Lost Katrina Pets
Six months have passed since Hurricane Katrina crippled our state, destroying our homes, taking the lives of our people, along with thousands of pets. Sadly, most people who remained behind with their pets, were later forced to leave them, some at gunpoint, some misled to believe their pets would leave with them. Many of those pets who managed to survive this disaster, were lost in the confusing massive frantic rescues; many escaped through broken windows, doors and entire walls; many were lost in complicated disorganized transfers to other shelters throughout the United States; many still roam the streets of New Orleans, now reverting back to primitive survival skills.

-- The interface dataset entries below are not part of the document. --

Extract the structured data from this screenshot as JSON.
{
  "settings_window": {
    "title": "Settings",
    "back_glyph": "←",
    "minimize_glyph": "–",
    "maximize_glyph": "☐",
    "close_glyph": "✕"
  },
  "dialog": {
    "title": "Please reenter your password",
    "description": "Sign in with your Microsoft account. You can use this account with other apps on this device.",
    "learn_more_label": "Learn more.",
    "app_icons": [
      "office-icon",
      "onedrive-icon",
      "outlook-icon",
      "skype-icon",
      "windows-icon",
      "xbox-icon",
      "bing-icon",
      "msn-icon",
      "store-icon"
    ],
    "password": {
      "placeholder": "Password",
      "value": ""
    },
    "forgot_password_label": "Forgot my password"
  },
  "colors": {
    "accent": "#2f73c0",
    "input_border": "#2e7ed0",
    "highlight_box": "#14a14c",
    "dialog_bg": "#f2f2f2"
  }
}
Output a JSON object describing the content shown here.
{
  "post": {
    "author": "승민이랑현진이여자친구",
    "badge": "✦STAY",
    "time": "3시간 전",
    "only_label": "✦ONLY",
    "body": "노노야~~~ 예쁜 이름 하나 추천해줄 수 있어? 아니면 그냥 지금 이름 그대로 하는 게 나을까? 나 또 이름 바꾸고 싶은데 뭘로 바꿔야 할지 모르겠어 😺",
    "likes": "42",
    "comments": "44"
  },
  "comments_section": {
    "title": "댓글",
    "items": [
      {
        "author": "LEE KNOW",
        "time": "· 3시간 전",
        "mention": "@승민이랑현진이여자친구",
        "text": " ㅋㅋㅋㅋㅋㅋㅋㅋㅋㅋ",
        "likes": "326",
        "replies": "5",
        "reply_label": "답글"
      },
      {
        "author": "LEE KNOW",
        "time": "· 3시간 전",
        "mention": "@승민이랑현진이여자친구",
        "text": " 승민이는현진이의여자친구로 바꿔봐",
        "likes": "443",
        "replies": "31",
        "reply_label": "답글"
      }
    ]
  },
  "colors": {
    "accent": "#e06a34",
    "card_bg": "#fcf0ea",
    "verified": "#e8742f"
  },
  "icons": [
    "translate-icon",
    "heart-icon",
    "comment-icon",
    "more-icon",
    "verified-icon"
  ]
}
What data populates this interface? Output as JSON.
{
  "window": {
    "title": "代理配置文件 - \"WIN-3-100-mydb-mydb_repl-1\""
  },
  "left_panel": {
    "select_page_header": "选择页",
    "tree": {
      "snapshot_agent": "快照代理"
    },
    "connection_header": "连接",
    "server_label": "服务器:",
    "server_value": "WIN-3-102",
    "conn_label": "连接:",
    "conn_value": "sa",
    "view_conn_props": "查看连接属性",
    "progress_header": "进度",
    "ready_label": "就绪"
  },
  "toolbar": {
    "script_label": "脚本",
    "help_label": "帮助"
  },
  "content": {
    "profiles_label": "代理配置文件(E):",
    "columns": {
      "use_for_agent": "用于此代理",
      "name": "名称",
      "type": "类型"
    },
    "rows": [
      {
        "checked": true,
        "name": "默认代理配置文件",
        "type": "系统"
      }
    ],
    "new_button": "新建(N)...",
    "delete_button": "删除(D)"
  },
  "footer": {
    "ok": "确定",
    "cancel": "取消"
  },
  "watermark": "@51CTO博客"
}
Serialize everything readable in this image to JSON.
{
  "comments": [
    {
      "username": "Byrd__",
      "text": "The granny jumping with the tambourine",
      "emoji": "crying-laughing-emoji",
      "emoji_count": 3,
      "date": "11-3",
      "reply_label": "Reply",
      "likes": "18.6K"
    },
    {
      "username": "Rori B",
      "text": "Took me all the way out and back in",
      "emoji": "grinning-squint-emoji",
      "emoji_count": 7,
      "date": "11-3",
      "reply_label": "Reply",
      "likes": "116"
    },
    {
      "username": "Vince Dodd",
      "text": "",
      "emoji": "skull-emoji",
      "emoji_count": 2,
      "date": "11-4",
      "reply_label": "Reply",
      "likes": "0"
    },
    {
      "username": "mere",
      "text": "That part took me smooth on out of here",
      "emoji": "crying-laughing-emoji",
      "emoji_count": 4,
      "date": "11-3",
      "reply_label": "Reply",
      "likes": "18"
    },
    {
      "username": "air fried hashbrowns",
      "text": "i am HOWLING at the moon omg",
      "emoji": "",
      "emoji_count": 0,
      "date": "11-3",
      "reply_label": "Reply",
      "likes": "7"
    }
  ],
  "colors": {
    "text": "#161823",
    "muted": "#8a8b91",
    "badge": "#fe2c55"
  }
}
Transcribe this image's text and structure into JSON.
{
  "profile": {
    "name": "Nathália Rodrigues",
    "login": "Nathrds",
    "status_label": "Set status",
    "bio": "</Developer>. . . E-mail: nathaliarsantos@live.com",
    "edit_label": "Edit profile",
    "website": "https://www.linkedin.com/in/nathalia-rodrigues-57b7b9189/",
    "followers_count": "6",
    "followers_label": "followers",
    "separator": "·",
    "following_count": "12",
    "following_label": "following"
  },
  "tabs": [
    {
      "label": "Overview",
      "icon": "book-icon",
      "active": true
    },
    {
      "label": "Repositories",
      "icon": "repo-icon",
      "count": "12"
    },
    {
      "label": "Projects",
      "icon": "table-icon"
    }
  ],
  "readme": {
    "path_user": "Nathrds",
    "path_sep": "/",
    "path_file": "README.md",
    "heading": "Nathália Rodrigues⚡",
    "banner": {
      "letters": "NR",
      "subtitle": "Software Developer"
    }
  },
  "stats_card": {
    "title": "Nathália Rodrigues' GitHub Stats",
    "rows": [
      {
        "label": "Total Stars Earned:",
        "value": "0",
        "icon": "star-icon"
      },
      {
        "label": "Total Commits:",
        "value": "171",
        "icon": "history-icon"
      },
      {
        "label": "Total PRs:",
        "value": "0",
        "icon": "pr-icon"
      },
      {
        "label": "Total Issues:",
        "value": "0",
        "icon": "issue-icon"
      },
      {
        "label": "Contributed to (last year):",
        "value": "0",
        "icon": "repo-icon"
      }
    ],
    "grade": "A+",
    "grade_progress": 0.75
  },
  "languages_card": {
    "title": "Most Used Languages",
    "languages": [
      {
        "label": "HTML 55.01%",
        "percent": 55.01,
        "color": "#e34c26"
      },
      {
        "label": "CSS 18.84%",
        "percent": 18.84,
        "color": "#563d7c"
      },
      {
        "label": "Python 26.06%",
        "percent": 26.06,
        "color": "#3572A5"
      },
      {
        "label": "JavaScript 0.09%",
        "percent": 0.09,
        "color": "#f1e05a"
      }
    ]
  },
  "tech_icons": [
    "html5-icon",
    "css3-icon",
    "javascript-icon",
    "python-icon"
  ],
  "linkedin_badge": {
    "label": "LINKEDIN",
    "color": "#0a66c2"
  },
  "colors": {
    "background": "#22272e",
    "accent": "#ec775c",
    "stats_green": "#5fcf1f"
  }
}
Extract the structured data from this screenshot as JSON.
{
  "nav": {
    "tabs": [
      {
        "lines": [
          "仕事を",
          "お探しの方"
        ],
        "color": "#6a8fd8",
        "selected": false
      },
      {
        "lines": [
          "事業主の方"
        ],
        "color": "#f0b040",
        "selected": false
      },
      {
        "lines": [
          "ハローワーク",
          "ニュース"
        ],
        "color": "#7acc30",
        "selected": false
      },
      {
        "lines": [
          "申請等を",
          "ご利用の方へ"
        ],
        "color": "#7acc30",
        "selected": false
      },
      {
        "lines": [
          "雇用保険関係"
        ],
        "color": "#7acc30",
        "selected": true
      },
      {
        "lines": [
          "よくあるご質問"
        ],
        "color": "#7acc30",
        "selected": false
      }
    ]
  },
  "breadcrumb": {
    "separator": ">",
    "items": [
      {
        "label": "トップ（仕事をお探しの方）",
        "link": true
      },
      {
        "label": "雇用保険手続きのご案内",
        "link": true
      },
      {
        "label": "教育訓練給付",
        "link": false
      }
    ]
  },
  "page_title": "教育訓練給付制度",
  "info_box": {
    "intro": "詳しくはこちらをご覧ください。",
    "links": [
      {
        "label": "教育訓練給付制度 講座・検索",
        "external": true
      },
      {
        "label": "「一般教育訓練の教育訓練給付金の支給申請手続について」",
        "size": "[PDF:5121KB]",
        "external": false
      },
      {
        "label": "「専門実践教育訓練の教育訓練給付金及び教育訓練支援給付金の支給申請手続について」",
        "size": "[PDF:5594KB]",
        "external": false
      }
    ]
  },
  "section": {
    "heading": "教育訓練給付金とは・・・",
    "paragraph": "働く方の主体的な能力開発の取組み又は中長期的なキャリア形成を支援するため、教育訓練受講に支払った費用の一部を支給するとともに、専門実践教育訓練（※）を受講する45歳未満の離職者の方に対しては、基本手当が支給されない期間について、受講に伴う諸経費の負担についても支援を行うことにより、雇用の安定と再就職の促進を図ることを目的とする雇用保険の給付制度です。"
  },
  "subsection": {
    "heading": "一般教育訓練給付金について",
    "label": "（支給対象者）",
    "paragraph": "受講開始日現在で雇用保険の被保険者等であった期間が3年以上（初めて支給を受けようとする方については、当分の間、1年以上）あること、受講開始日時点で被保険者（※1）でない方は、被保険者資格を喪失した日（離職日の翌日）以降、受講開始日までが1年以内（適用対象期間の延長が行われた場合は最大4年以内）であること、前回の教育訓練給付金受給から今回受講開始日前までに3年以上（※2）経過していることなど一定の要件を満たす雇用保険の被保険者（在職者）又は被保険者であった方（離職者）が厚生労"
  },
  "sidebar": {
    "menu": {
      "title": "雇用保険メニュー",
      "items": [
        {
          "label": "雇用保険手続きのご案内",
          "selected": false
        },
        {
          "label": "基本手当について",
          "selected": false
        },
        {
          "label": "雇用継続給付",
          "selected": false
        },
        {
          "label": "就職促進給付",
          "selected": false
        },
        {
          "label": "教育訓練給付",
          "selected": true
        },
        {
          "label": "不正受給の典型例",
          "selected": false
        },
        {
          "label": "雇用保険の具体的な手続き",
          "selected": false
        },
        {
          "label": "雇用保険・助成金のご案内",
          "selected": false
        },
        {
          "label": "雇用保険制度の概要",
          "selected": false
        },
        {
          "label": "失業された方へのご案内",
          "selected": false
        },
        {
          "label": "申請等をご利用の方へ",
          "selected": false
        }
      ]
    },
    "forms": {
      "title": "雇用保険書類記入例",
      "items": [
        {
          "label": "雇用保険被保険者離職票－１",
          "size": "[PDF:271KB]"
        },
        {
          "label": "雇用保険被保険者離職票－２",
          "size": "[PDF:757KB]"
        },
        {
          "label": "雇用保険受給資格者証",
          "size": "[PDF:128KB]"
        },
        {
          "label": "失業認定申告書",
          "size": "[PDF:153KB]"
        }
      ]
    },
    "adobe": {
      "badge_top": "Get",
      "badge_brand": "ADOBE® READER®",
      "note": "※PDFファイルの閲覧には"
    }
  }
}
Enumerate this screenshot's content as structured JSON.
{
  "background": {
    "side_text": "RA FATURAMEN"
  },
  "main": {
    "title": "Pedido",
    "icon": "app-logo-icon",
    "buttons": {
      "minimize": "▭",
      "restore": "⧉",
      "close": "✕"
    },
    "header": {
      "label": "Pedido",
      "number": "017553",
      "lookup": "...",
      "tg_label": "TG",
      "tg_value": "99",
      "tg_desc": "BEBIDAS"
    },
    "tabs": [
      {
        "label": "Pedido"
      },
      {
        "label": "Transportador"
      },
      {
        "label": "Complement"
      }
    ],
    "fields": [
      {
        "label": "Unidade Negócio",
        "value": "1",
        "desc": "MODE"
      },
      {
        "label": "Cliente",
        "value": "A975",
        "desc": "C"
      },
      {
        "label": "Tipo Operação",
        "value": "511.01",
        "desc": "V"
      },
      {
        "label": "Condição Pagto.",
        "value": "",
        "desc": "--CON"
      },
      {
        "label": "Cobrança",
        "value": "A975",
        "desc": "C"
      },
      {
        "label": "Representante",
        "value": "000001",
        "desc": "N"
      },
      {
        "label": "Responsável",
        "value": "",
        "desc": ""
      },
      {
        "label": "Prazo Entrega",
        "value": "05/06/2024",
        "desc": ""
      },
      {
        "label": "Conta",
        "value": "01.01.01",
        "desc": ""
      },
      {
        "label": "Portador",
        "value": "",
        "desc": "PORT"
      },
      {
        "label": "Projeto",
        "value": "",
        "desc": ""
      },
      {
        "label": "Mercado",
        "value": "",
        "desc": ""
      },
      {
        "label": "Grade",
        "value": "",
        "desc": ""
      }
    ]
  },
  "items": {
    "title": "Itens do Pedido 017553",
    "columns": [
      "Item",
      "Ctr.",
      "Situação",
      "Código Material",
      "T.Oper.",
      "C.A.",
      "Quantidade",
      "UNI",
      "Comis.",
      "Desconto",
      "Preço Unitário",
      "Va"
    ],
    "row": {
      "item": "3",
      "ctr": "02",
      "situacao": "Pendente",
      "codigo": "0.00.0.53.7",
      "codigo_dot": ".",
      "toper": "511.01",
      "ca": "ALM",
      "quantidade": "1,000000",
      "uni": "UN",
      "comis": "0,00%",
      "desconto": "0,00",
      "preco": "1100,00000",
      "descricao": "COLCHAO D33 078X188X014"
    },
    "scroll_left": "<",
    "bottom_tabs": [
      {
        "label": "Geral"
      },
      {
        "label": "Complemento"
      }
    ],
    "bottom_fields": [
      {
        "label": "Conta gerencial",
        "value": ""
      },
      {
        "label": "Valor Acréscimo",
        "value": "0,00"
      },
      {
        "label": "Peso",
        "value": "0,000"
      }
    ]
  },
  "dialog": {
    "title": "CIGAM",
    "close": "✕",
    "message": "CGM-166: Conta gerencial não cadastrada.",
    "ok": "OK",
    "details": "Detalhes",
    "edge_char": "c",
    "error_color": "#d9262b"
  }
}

While some people focus on cleanup in New Orleans, others focus on rebuilding, and others have started new lives elsewhere. While some focus on searching for loved ones, others focus on body recovery (still occurring today.) While some displaced residents are forced to give up their pets, others still search for them. While millions came to the aid of the people of our state, a few thousand came to the aid of our animals, animal lovers from every state and many countries, they came in droves, joined as allies, for the sake of saving animal lives. And they continue to come, six months after the storm, although now at a trickle due to misleading reports of "all is well in New Orleans."
Some pet owners have given up the search for their pets, yet others continue to frantically investigate every lead in hopes their beloved pets will be returned to them, pets who are family members, not "animals." I can not imagine the torment, the agony these people endure. Whatever the reasons people stayed behind, whether they had no means to leave, whether they refused to leave their pets, or whether they did not believe the storm would reach us. What's done, is done--there is no reversing the chain of events that occurred.
Turn up your volume and watch
the attached musical slide show
(8mb .wmv) of the lost pets, terribly missed by families who still search for them. The photos were submitted by these family members, their own personal photos, many dug out from flooded and destroyed houses. Many of these photos I carry with me during animal relief work, in hopes that perhaps I can one day recognize a roaming animal in New Orleans and bring joy to a pet and his/her family.
See information on these pets, along with many more at www.lostkatrinapets.com.